Not so much this time, though that’s entirely a compliment to the openers, not a criticism of Joshua Radin. Hana Pestle’s ‘Creep’ was quite good, and her own song or two she sang afterwards weren’t half bad. But it was her rendition of ‘Hallelujah’ that really got me. Now, this Rufus Wainright* classic has been covered nearly as many times – who am I kidding, way more times than even Stairway to Heaven, and most of them are terrible. Truly terrible. There’s maybe three or four that aren’t horrible, top of the list of which is now Hana Pestle’s. Sadly her live performance was substantially better than what she has available on iTMS or MySpace. :(
After her came Erin McCarley, whom was also really good. An almost humorously strong voice for such a tiny girl. Alas she only has a single available on iTMS. I hadn’t heard it before – ‘Pony’ – but it’s apparently been around a bit.
Anyway, Joshua Radin was great, as expected. Seemed to get off to a shaky start, funnily enough, but quickly got into it and the whole performance was really good. I was a little disappointed for him at the somewhat sparse turnout, but from the way he himself talked about his career it sounds like he’s still on the up… I’d assumed he’d “made it”, so to speak, given I’ve heard several of his songs in many TV shows or movies or wherever else – heck, it was ‘Winter’ on Scrubs that had me discover him to begin with. But apparently not; he’s only been playing for five years, writing for three and a half. Pretty impressive.

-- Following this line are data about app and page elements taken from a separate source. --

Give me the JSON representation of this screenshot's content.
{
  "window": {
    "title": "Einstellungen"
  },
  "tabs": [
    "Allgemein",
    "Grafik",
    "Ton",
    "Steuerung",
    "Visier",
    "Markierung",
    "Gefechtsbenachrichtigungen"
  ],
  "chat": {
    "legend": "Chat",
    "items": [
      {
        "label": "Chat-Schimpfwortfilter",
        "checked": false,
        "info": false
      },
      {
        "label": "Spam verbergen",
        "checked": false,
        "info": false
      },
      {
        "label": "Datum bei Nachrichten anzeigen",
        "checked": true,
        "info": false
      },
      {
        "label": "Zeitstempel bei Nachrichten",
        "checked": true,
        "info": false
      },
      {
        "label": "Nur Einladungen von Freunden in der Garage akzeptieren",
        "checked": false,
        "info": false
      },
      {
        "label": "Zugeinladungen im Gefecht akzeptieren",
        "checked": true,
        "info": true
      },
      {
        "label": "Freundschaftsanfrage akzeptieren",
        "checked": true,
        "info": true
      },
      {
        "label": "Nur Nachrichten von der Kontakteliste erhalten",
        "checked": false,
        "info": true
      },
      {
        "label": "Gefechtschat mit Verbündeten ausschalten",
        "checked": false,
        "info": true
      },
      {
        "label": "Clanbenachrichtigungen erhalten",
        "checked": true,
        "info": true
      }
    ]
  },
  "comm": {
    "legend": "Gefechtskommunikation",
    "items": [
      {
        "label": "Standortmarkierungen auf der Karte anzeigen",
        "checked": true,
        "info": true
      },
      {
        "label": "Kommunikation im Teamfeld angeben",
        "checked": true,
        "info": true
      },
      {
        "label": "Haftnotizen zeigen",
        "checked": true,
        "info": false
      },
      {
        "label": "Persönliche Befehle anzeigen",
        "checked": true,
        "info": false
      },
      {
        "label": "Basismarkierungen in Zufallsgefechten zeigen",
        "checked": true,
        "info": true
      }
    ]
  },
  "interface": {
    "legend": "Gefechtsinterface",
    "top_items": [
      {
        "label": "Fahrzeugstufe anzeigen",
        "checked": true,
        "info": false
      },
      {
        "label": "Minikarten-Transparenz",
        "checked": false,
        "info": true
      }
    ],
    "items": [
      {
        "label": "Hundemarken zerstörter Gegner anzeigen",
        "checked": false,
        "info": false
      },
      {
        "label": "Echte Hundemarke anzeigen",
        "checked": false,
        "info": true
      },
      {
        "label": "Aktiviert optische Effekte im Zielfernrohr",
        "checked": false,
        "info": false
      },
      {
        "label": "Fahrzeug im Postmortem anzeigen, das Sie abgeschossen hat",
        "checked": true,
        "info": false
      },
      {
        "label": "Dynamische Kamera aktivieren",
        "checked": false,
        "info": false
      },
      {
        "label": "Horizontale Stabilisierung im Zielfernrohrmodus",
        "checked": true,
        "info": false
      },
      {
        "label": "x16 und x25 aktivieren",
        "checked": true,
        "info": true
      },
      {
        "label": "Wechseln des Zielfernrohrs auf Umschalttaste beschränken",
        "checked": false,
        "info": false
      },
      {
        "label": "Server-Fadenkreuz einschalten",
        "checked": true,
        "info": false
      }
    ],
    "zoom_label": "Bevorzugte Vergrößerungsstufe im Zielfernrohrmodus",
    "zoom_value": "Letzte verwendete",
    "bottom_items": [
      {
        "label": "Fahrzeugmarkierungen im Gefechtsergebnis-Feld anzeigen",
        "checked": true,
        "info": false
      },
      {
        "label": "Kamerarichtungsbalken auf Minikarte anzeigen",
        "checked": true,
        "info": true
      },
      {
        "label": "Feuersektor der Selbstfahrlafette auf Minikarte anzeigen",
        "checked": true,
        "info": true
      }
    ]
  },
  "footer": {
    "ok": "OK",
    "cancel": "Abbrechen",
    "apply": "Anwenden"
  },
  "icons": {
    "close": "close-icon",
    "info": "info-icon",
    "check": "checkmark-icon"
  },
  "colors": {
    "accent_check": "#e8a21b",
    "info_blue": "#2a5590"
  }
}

And as always all I could do was shake my head and chuckle when he did the standard thing of saying goodbye and walking off stage, only to come back on a minute later… I don’t think I’ve yet seen any performance in S.F. where they don’t do that, yet I noticed a few people did leave in the interim, apparently unaware of how this works here. :) Anyway, his second last song was Winter, his first ever written, from [bad] memory. His last was apparently the first song he ever learned – I didn’t recognise it, and don’t know the name, but it was notable if nothing else because he jumped down off the stage, walked to the middle of the crowd, and played it entirely acoustically. Very well, I should add, especially given he quite had to raise his voice to be well enough heard by everyone.
So that was all really good.
* = Yeah yeah, so it’s originally written and performed by Leonard Cohen, but, I don’t consider that the definitive version. Sorry dude. :)